Working Paper 2016-10: Alexandra Stanczyk
Alexandra B. Stanczyk, School of Social Welfare Postdoctoral Scholar, University of California, Berkeley

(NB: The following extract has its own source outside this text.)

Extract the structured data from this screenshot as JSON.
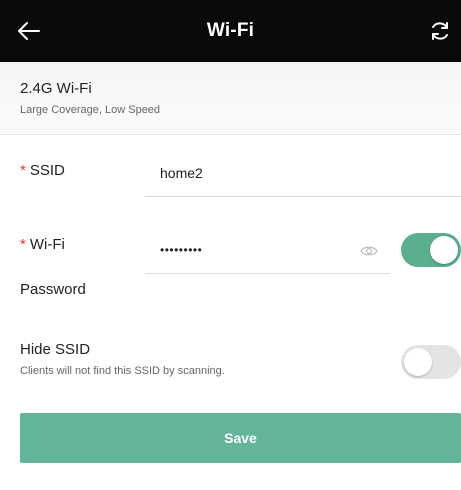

With the arrival of an infant, many households face increased demands on resources, changes in the composition of income, and a potentially heightened risk of economic insecurity. Changing household economic circumstances around a birth have implications for child and family wellbeing, women’s economic security, and public program design, yet have received little research attention in the U.S. Using data from the Survey of Income and Program Participation, this study provides new descriptive evidence of month-to-month changes in household economic wellbeing and the composition of household income in the year before and after a birth. Results show evidence of significant declines in household economic wellbeing in the months around a birth, particularly for single mothers who live without other adults. Income from public benefit programs buffers but does not eliminate declines in economic wellbeing. More generous and timely income supports, as well as policies facilitating mothers’ employment could boost economic wellbeing during this critical period.